With the on-demand emergence of 3D printing, turning digital models into solid objects has become a futuristic reality.
Now, with an over half a million dollar grant from the National Science Foundation, Sonoma State University will have a designated Makerspace for students, faculty and staff to use to bring their creativity to life.
Makerspace is a workspace for people to gather to create, invent and learn.
Housed on the second floor of the Jean and Charles Schulz Information Center, the Makerspace will be filled with 3D printers, a computer controlled mill, laser cutters and microcontrollers.
Physics professor Jeremy Qualls, who is working with Physics and Astronomy Chair Lynn Cominsky and others on the project, hopes to create a community Makerspace to be utilized by everyone.
“With a community Makerspace, we wanted to tap into not only the social part, but really the cool part of the process as well,” said Qualls, “From a desktop setup someone can make LED lights for their skateboard and they can do it themselves.”
Along with free workshops set to begin in fall 2017, Science 220, Dream, Make, and Innovate, will be offered as a GE class utilizing the makerspace.
Qualls hopes this will lead to Sonoma State becoming known as a maker campus.
“When people think SSU, they know they will be able to learn a bunch of skills and, no matter their major, those skills will help them stand out,” said Qualls. “It can really be a launchboard for careers.”
The grant comes from a proposal to the National Science Foundation from the university that will eventually evaluate the impact a Makerspace has on students through established learning outcomes as well as surveys and interviews with students.
In two years, the university can apply for a regrant depending on how successful the program is.
Sonoma State is one of five California State University campuses with a Makerspace, but Qualls says Sonoma State is the only one with this type of program.
“Other universities have makerspaces but they do not have this type of inclusive, everyone-involved program,” said Qualls, “It should be more than just a space, with not only a science aspect, but an art one as well.”
The university’s Makerspace will be collaborating with a Makerspace being built on Todd Road in Santa Rosa, through 180 studios, which will allow students to use both spaces for more intricate projects.
Qualls says the program is looking for people who are interested to take the pilot class in the fall and if the student population wants this program on campus their voice should be heard. Information about the class has already spread among students.

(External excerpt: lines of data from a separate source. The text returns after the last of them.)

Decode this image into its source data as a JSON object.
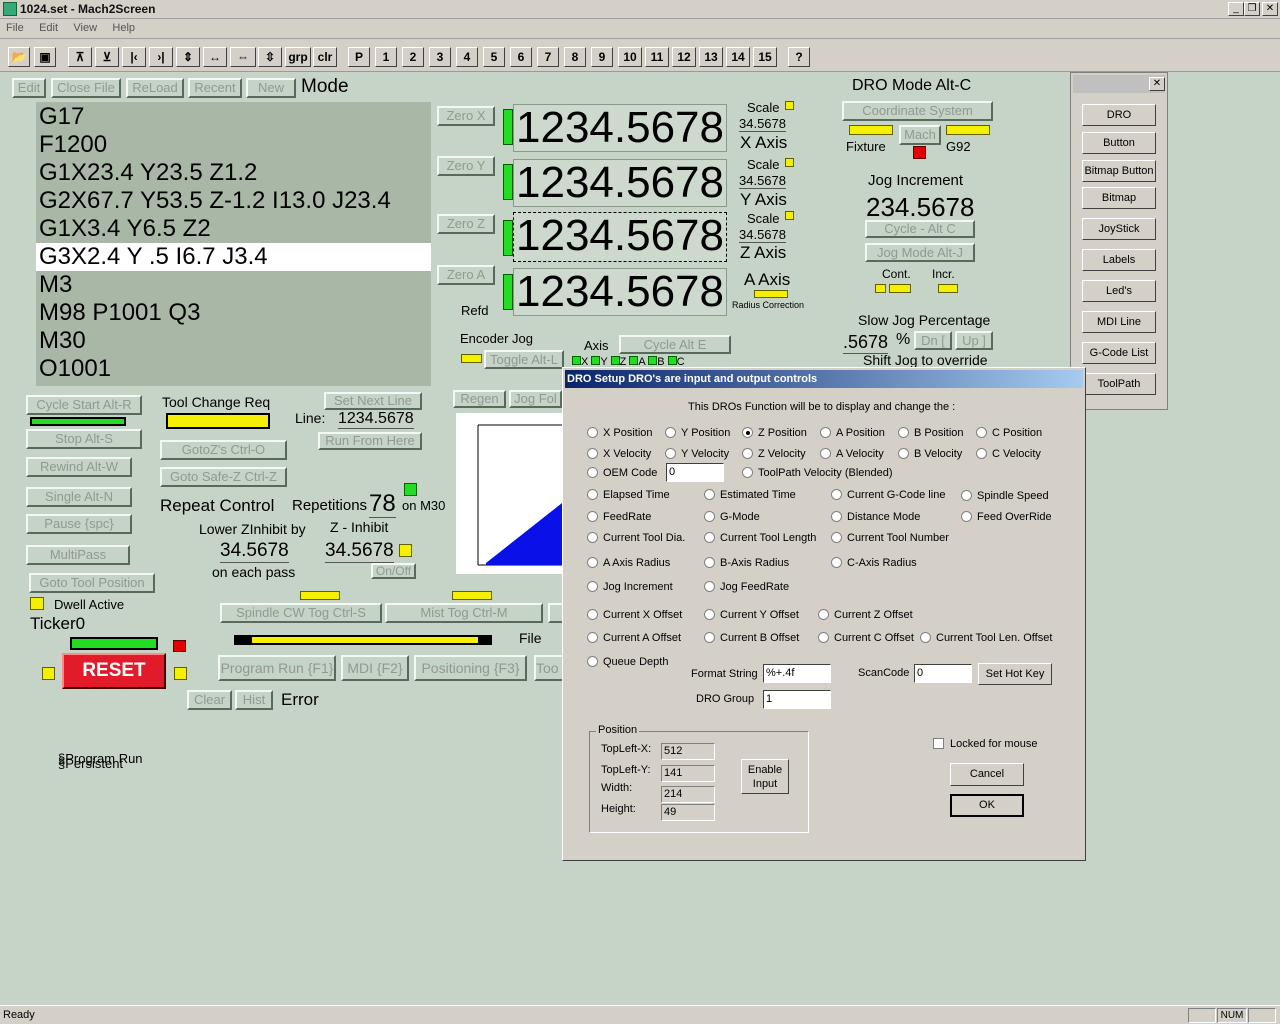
{
  "window": {
    "title": "1024.set - Mach2Screen"
  },
  "menu": [
    "File",
    "Edit",
    "View",
    "Help"
  ],
  "toolbar": {
    "grp": "grp",
    "clr": "clr",
    "p": "P",
    "nums": [
      "1",
      "2",
      "3",
      "4",
      "5",
      "6",
      "7",
      "8",
      "9",
      "10",
      "11",
      "12",
      "13",
      "14",
      "15"
    ],
    "help": "?"
  },
  "file_buttons": {
    "edit": "Edit",
    "close": "Close File",
    "reload": "ReLoad",
    "recent": "Recent",
    "new": "New",
    "mode": "Mode"
  },
  "gcode": {
    "lines": [
      "G17",
      "F1200",
      "G1X23.4 Y23.5 Z1.2",
      "G2X67.7 Y53.5 Z-1.2 I13.0 J23.4",
      "G1X3.4 Y6.5 Z2",
      "G3X2.4 Y .5 I6.7 J3.4",
      "M3",
      "M98 P1001 Q3",
      "M30",
      "O1001"
    ]
  },
  "axes": [
    {
      "zero": "Zero X",
      "value": "1234.5678",
      "scale_label": "Scale",
      "scale": "34.5678",
      "axis": "X Axis"
    },
    {
      "zero": "Zero Y",
      "value": "1234.5678",
      "scale_label": "Scale",
      "scale": "34.5678",
      "axis": "Y Axis"
    },
    {
      "zero": "Zero Z",
      "value": "1234.5678",
      "scale_label": "Scale",
      "scale": "34.5678",
      "axis": "Z Axis"
    },
    {
      "zero": "Zero A",
      "value": "1234.5678",
      "axis": "A Axis",
      "extra": "Radius Correction"
    }
  ],
  "refd": "Refd",
  "dro_mode": {
    "title": "DRO Mode Alt-C",
    "coord": "Coordinate System",
    "mach": "Mach",
    "fixture": "Fixture",
    "g92": "G92"
  },
  "jog": {
    "inc_label": "Jog Increment",
    "inc_value": "234.5678",
    "cycle": "Cycle - Alt C",
    "mode": "Jog Mode Alt-J",
    "cont": "Cont.",
    "incr": "Incr.",
    "slow_label": "Slow Jog Percentage",
    "slow_value": ".5678",
    "pct": "%",
    "dn": "Dn [",
    "up": "Up ]",
    "shift": "Shift Jog to override"
  },
  "encoder": {
    "label": "Encoder Jog",
    "toggle": "Toggle Alt-L",
    "axis": "Axis",
    "cycle": "Cycle Alt E",
    "letters": [
      "X",
      "Y",
      "Z",
      "A",
      "B",
      "C"
    ]
  },
  "controls": {
    "cycle_start": "Cycle Start Alt-R",
    "stop": "Stop Alt-S",
    "rewind": "Rewind Alt-W",
    "single": "Single Alt-N",
    "pause": "Pause {spc}",
    "multipass": "MultiPass",
    "goto_tool": "Goto Tool Position",
    "dwell": "Dwell Active",
    "ticker": "Ticker0",
    "reset": "RESET"
  },
  "tool": {
    "change_req": "Tool Change Req",
    "gotoz": "GotoZ's Ctrl-O",
    "goto_safe": "Goto Safe-Z Ctrl-Z",
    "set_next": "Set Next Line",
    "line_label": "Line:",
    "line_value": "1234.5678",
    "run_from": "Run From Here",
    "regen": "Regen",
    "jog_fol": "Jog Fol"
  },
  "repeat": {
    "label": "Repeat Control",
    "reps_label": "Repetitions",
    "reps": "78",
    "on_m30": "on M30",
    "lower": "Lower ZInhibit by",
    "lower_val": "34.5678",
    "each": "on each pass",
    "zinhibit": "Z - Inhibit",
    "zinhibit_val": "34.5678",
    "onoff": "On/Off"
  },
  "spindle": {
    "cw": "Spindle CW Tog Ctrl-S",
    "mist": "Mist Tog Ctrl-M",
    "file": "File"
  },
  "modes": {
    "program": "Program Run {F1}",
    "mdi": "MDI {F2}",
    "positioning": "Positioning {F3}",
    "tool": "Too",
    "clear": "Clear",
    "hist": "Hist",
    "error": "Error"
  },
  "bottom_text": [
    "§Program Run",
    "§Persistent"
  ],
  "side_panel": {
    "items": [
      "DRO",
      "Button",
      "Bitmap Button",
      "Bitmap",
      "JoyStick",
      "Labels",
      "Led's",
      "MDI Line",
      "G-Code List",
      "ToolPath"
    ]
  },
  "dialog": {
    "title": "DRO Setup   DRO's are input and output controls",
    "intro": "This DROs Function will be to display and change the :",
    "row1": [
      "X Position",
      "Y Position",
      "Z Position",
      "A Position",
      "B Position",
      "C Position"
    ],
    "row2": [
      "X Velocity",
      "Y Velocity",
      "Z Velocity",
      "A Velocity",
      "B Velocity",
      "C Velocity"
    ],
    "oem": "OEM Code",
    "oem_value": "0",
    "toolpath_vel": "ToolPath Velocity (Blended)",
    "grid": [
      [
        "Elapsed Time",
        "Estimated Time",
        "Current G-Code line",
        "Spindle Speed"
      ],
      [
        "FeedRate",
        "G-Mode",
        "Distance Mode",
        "Feed OverRide"
      ],
      [
        "Current Tool Dia.",
        "Current Tool Length",
        "Current Tool Number"
      ],
      [
        "A Axis Radius",
        "B-Axis Radius",
        "C-Axis Radius"
      ],
      [
        "Jog Increment",
        "Jog FeedRate"
      ]
    ],
    "offsets": [
      [
        "Current X Offset",
        "Current Y Offset",
        "Current Z Offset"
      ],
      [
        "Current A Offset",
        "Current B Offset",
        "Current C Offset",
        "Current Tool Len. Offset"
      ]
    ],
    "queue": "Queue Depth",
    "format_label": "Format String",
    "format_value": "%+.4f",
    "scancode_label": "ScanCode",
    "scancode_value": "0",
    "hotkey": "Set Hot Key",
    "group_label": "DRO Group",
    "group_value": "1",
    "position": {
      "title": "Position",
      "tlx_label": "TopLeft-X:",
      "tlx": "512",
      "tly_label": "TopLeft-Y:",
      "tly": "141",
      "w_label": "Width:",
      "w": "214",
      "h_label": "Height:",
      "h": "49",
      "enable1": "Enable",
      "enable2": "Input"
    },
    "locked": "Locked for mouse",
    "cancel": "Cancel",
    "ok": "OK"
  },
  "statusbar": {
    "ready": "Ready",
    "num": "NUM"
  }
}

“I have seen about this technology before online and in magazines but I had no idea it could ever could come to campus, “ said Antonio Pascoe, a sophomore history major. “I don’t think of myself as very creative, but I could see this class being pretty fun.”